Amendment No. 12 tabled by Deputy Rabbitte would require retention of 5% of the purchase price pending satisfactory completion, but there is not universal stakeholder consensus on this. I mentioned that a contract must be drawn up in future between the developers and the owners' management company, which would deal with the issue of compliance with statutory requirements and completion of common areas. We are approaching it from an another direction and probably a more practical one. To prevent potential conflicts of interest, I believe the owners' management company should have separate legal representation in the conclusion of such contracts.
Amendment No. 13 states that the owners' management company shall have separate legal representation from a different firm of solicitors. This will, I believe, protect the future interests of the unit owners of the development.

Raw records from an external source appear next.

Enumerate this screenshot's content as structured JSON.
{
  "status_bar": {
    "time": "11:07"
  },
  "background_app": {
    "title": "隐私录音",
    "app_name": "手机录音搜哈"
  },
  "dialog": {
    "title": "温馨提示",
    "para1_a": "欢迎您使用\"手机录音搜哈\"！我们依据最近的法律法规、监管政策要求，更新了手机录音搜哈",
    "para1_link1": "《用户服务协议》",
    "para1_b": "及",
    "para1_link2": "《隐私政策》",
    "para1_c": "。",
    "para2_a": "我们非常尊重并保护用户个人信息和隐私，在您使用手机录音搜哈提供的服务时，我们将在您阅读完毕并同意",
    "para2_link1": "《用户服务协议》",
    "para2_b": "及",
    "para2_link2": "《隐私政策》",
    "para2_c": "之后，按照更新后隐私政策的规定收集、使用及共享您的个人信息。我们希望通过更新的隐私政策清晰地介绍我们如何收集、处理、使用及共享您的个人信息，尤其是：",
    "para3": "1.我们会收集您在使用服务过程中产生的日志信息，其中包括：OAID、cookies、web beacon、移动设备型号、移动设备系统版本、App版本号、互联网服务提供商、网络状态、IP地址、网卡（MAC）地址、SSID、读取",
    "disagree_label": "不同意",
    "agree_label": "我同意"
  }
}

Amendment No. 22 proposes to introduce new procedures on completion of the development. It is a long and, to my mind, unnecessarily complex provision which involves parties serving notices on each other with regard to completion notices. I believe that the conditions to be included in future contracts between developers and owners' management companies together with the provisions in the Bill deal adequately with this matter. The issue of service of notice generally is dealt with elsewhere in the Bill. However, I accept Deputy Rabbitte is trying to be more prescriptive in regard to the service of notice and change of address aspects.
Regarding amendment No. 23, there is no provision under the Planning and Development Acts or Building Control Acts which would permit planning authorities to require performance bonds to ensure snagging of multi-unit developments. The proposal in subsection (3) is a matter for the Department of the Environment, Heritage and Local Government and it would need to consider that with the planning authorities in the context of any future reforms.
Section 21(4) already contains provisions for the court to make an order directing the developer to complete a development in compliance with planning permission, building control standards and the terms of any contract. There is a statutory requirement to have a contract under section 3(1)(c).
Deputy Shatter raised the issue of NAMA. We checked with the Attorney General's office on whether there was any requirement to change this legislation in the context of NAMA and the existing NAMA legislation and the office advised that as far as it was concerned no issues arose. In regard to the issue of rights and responsibilities of owners' management companies that are taken over by NAMA, if NAMA becomes, as Deputy Shatter says, in effect the owner, the rights and responsibilities under existing legislation and this legislation, when passed, would accrue to NAMA. If there are any existing owners, it would be to NAMA they would go in order to enforce their rights.